Sam had during this time continually reinforced the “safety” of taking Minoxidil and contradicted my GP’s opinion. He encouraged me to take Minoxidil irrespective of the medical opinion. Due to Sam’s confidence, I actually caved into his harassment and I started taking Minoxidil instead of Proscar to maintain the multimodal approach. My leg oedema continued and eventually my GP and specialists strongly advised me to stop taking Minoxidil. They said that my medical health and safety should be of greater concern than cosmetic appearance. I was frustrated and annoyed during this time because of Sam’s “medical opinion” regarding these medications despite my concerns and reluctance, especially when it later became clear that these medications were causing complications.

I continued the program with IHRB and Sam was aware that I was unable to take any of the prescribed medications. Sam said that this would not affect the program. At each and every appointment at Sam’s office, I reinforced to him that I could not see any improvement and Sam continually reinforced to me that it would take years until changes would be evident. This convinced me to buy more of his expensive products each year at his exorbitant prices. Occasional photos were taken in the usual manner, leaving my combed hair intact, as opposed to the initial photos where the hair was ruffled up and made to look even more sparse. I noticed that Sam did take “notes” at each appointment and I never realised what these were in aid of, although I was asked to sign these at the end of each appointment. Only now do I think these may be considered his “proof” that I was happy with the program. Sadly, I do not believe that he wrote my subjective concerns. He did not take note of my concerns or feedback. Instead, Sam’s “notes” were always positively worded statements, saying that my hair was becoming being thicker or was growing well, even though I knew at the time that this was all not true.

Finally, in 2008 I had had enough and said to Sam that I could see no changes and no improvement to my hair. We had a discussion over the photos, comparing the ‘before and after’ shots. Where it was obvious to me that there was no improvement and where in fact I could see more hair loss, Sam was adamant that I had improved.
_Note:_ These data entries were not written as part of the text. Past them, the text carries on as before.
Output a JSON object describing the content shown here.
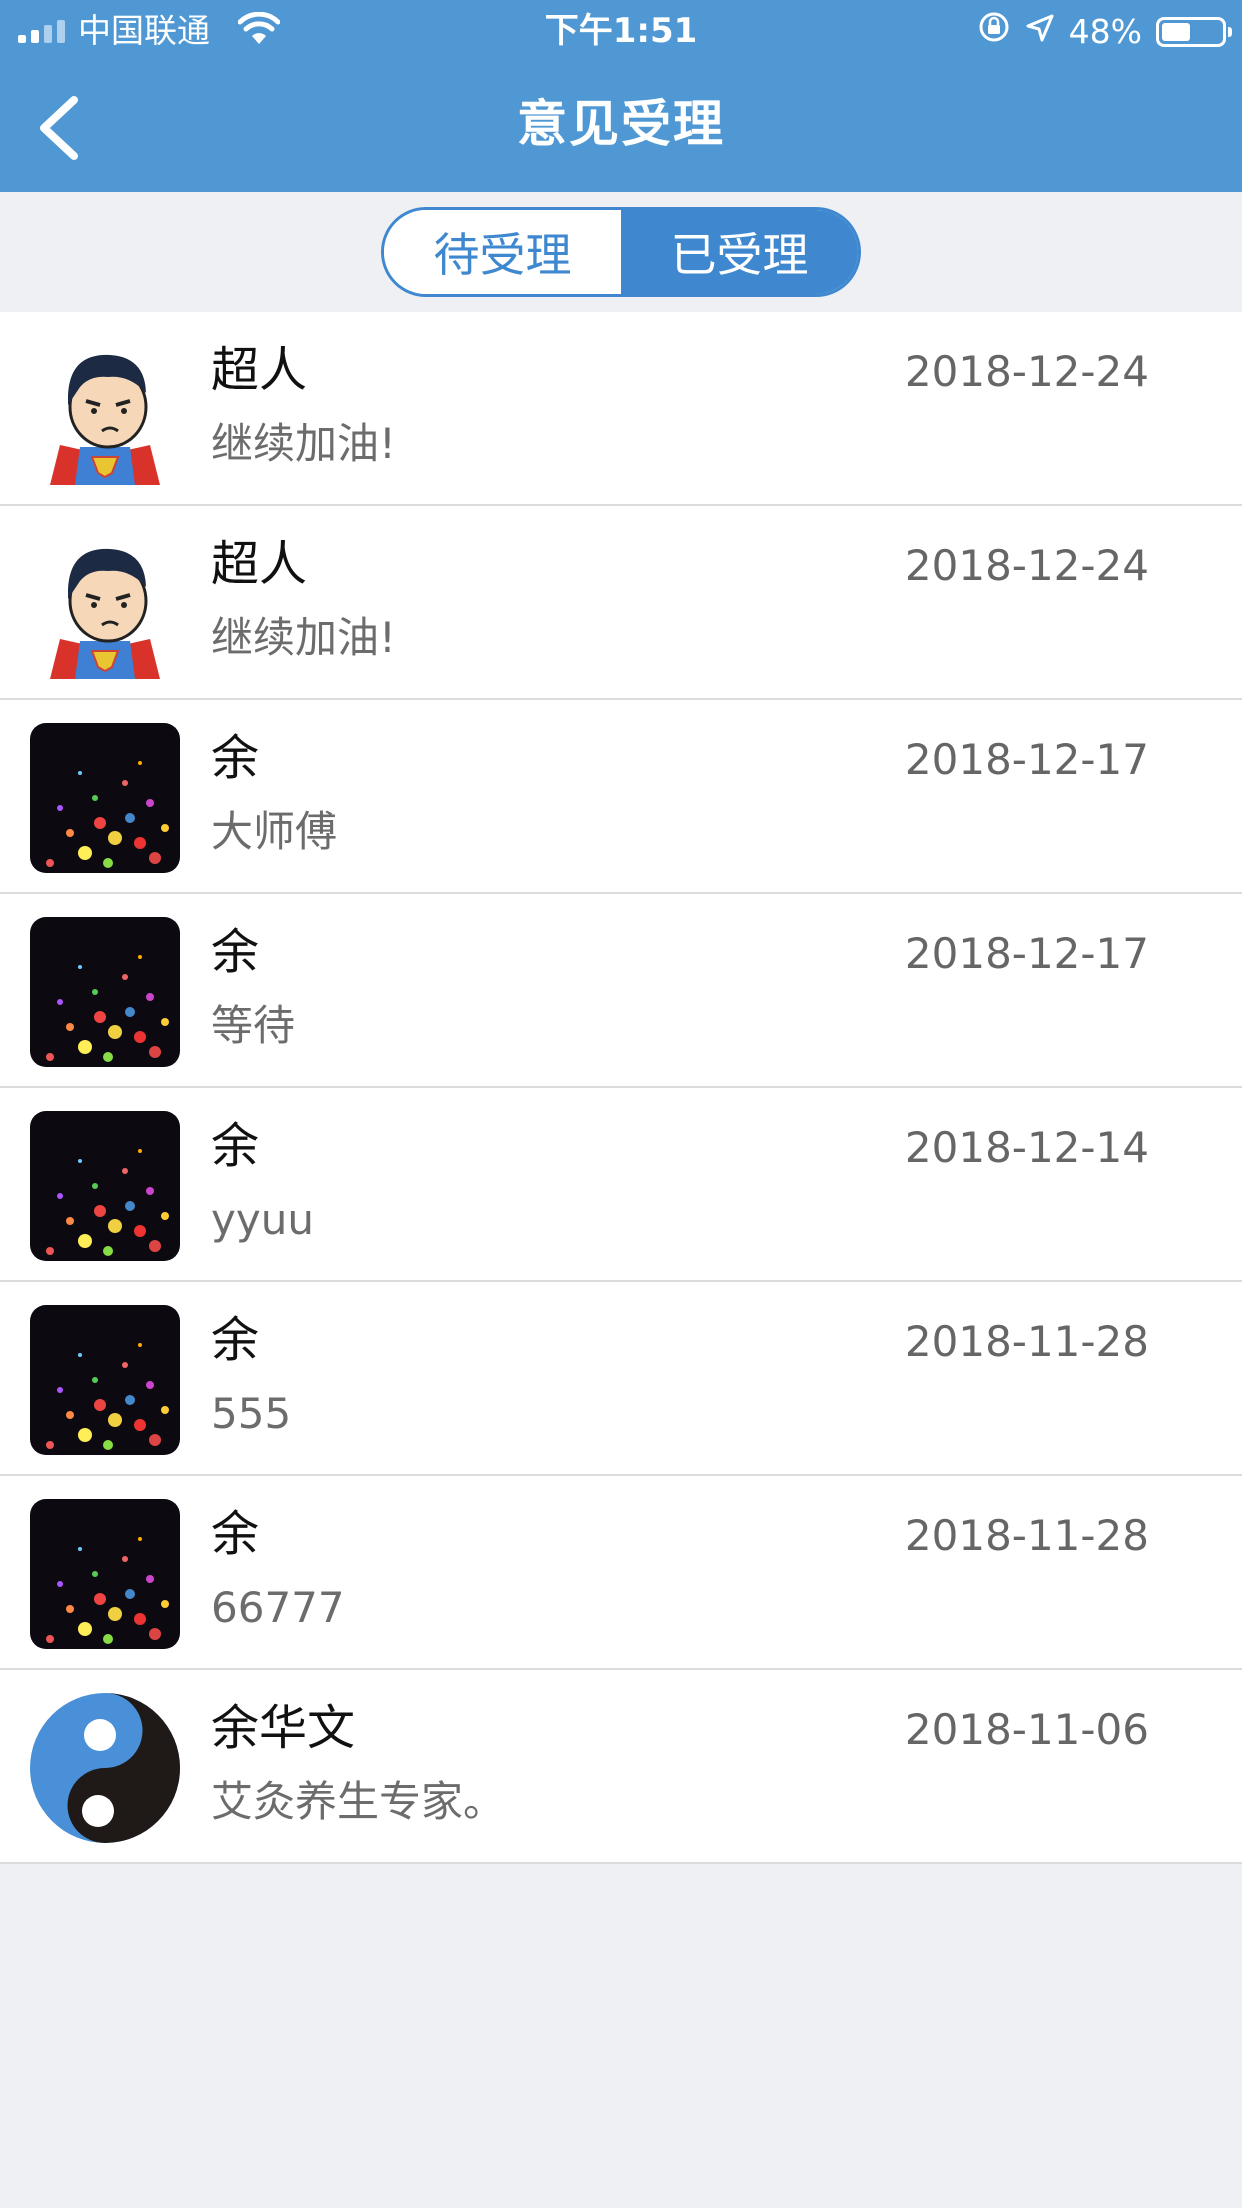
{
  "status_bar": {
    "carrier": "中国联通",
    "time": "下午1:51",
    "battery_percent": "48%",
    "battery_level": 0.48,
    "icons": [
      "signal-icon",
      "wifi-icon",
      "rotation-lock-icon",
      "location-arrow-icon",
      "battery-icon"
    ]
  },
  "header": {
    "title": "意见受理",
    "back_icon": "chevron-left-icon",
    "background_color": "#4f98d4"
  },
  "tabs": [
    {
      "label": "待受理",
      "active": false
    },
    {
      "label": "已受理",
      "active": true
    }
  ],
  "accent_color": "#3f88d0",
  "items": [
    {
      "name": "超人",
      "message": "继续加油!",
      "date": "2018-12-24",
      "avatar": "superman-avatar"
    },
    {
      "name": "超人",
      "message": "继续加油!",
      "date": "2018-12-24",
      "avatar": "superman-avatar"
    },
    {
      "name": "余",
      "message": "大师傅",
      "date": "2018-12-17",
      "avatar": "colorful-dots-avatar"
    },
    {
      "name": "余",
      "message": "等待",
      "date": "2018-12-17",
      "avatar": "colorful-dots-avatar"
    },
    {
      "name": "余",
      "message": "yyuu",
      "date": "2018-12-14",
      "avatar": "colorful-dots-avatar"
    },
    {
      "name": "余",
      "message": "555",
      "date": "2018-11-28",
      "avatar": "colorful-dots-avatar"
    },
    {
      "name": "余",
      "message": "66777",
      "date": "2018-11-28",
      "avatar": "colorful-dots-avatar"
    },
    {
      "name": "余华文",
      "message": "艾灸养生专家。",
      "date": "2018-11-06",
      "avatar": "yin-yang-avatar"
    }
  ]
}
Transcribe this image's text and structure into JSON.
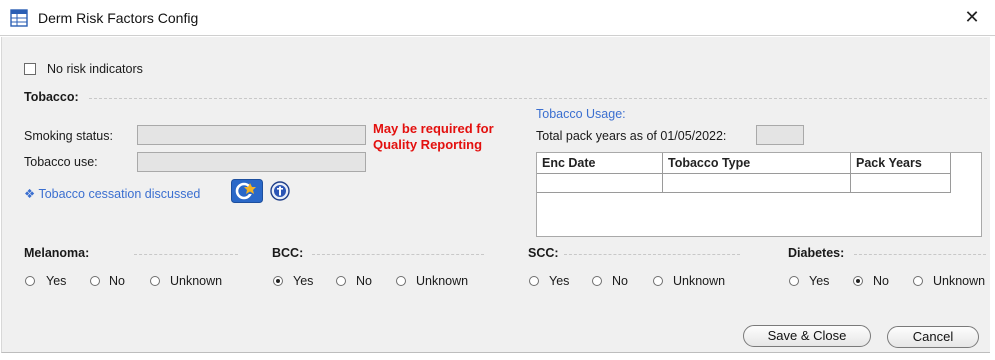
{
  "window": {
    "title": "Derm Risk Factors Config",
    "close_glyph": "✕"
  },
  "no_risk": {
    "label": "No risk indicators",
    "checked": false
  },
  "tobacco": {
    "section_label": "Tobacco:",
    "smoking_status_label": "Smoking status:",
    "smoking_status_value": "",
    "tobacco_use_label": "Tobacco use:",
    "tobacco_use_value": "",
    "warning_line1": "May be required for",
    "warning_line2": "Quality Reporting",
    "cessation_link": "❖ Tobacco cessation discussed",
    "usage_title": "Tobacco Usage:",
    "pack_years_label": "Total pack years as of 01/05/2022:",
    "pack_years_value": "",
    "grid": {
      "columns": [
        "Enc Date",
        "Tobacco Type",
        "Pack Years"
      ],
      "rows": []
    }
  },
  "conditions": [
    {
      "label": "Melanoma:",
      "options": [
        "Yes",
        "No",
        "Unknown"
      ],
      "selected": null
    },
    {
      "label": "BCC:",
      "options": [
        "Yes",
        "No",
        "Unknown"
      ],
      "selected": "Yes"
    },
    {
      "label": "SCC:",
      "options": [
        "Yes",
        "No",
        "Unknown"
      ],
      "selected": null
    },
    {
      "label": "Diabetes:",
      "options": [
        "Yes",
        "No",
        "Unknown"
      ],
      "selected": "No"
    }
  ],
  "buttons": {
    "save_close": "Save & Close",
    "cancel": "Cancel"
  },
  "colors": {
    "warning": "#e3100e",
    "link": "#3b6fd0",
    "dialog_bg": "#f0f0f0"
  }
}
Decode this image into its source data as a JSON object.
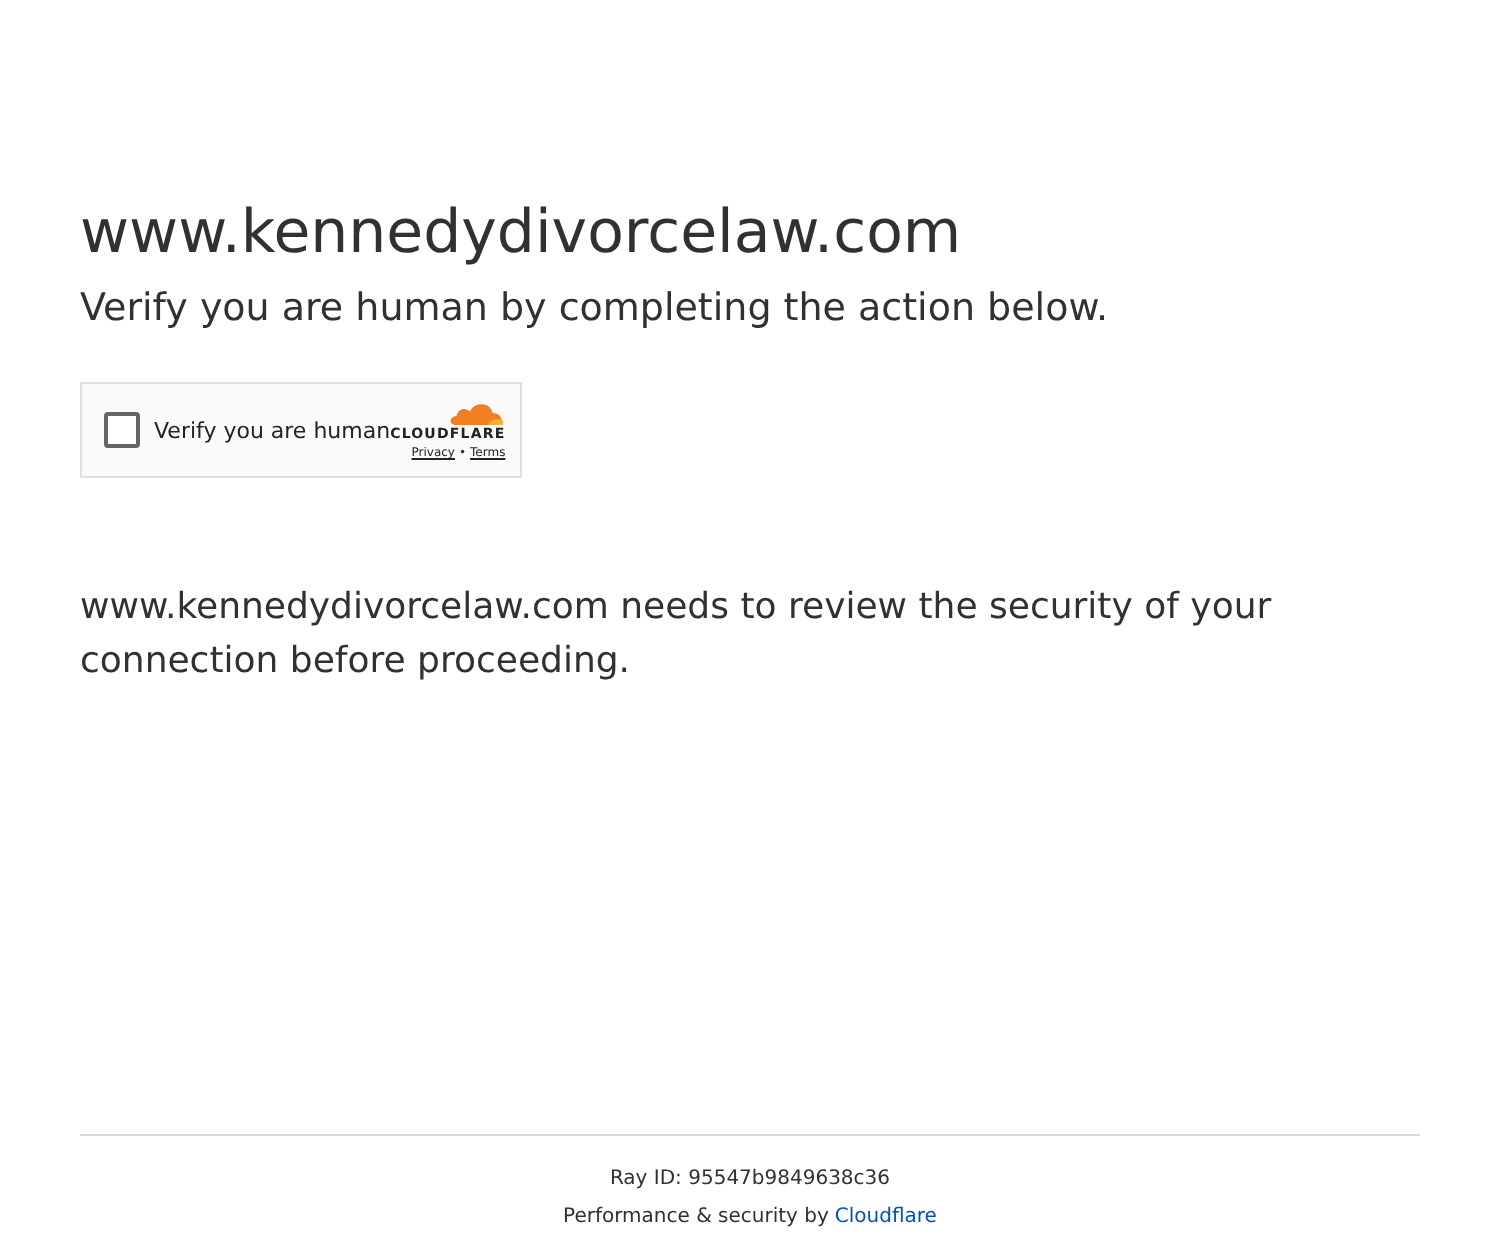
{
  "heading": "www.kennedydivorcelaw.com",
  "subtitle": "Verify you are human by completing the action below.",
  "widget": {
    "checked": false,
    "label": "Verify you are human",
    "logo_text": "CLOUDFLARE",
    "privacy_link": "Privacy",
    "separator": "•",
    "terms_link": "Terms"
  },
  "message": "www.kennedydivorcelaw.com needs to review the security of your connection before proceeding.",
  "footer": {
    "ray_id": "Ray ID: 95547b9849638c36",
    "performance_text": "Performance & security by",
    "cloudflare_link": "Cloudflare"
  }
}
We were at an impasse and he suggested that I take the photos home and show my family and friends to determine what they thought. No one I showed the pictures to felt there had been improvements. I returned to Sam in January 2009 and stated that I wanted my money back. He said that I had needed to claim that in the first 12 months otherwise the contract was void. He said that because I had not asked for a refund within the initial twelve-month period, I had effectively accepted that I had benefited from the alleged improvements he said had taken place (and which I know was not the case). I felt that this was not clear and I said to Sam that at no stage did he or anyone from his office tell me that there was any significance to the 12-month mark, or that I had to make that decision back then. I told Sam that I had continually mentioned to him that I saw no improvements at any stage. I told him that I felt that the contract should be honoured because he knew that I had never benefited from his treatment. The fact that he had continually told me it would take years, further strengthened my argument because I had no reason to call a halt to the treatment after 12 months. He finally offered me a $2000 payment as a compromise. I was tempted by this, but given that my initial payment was $4800, I did not accept his offer, because I wanted to think about it and consider my options.

I later spoke to a solicitor regarding the contract and he felt that I had grounds for a case and that I should be entitled to the full $4800 refund and possibly more given the annual amounts paid for more of the IHRB products. Despite further communication requesting a full refund of the entire first payment, Sam has always refused.

[Everything in this story was sent by Andre. Only his name and photo have been changed to protect his privacy.]

FacebookEmailPrintShare

Comments are closed.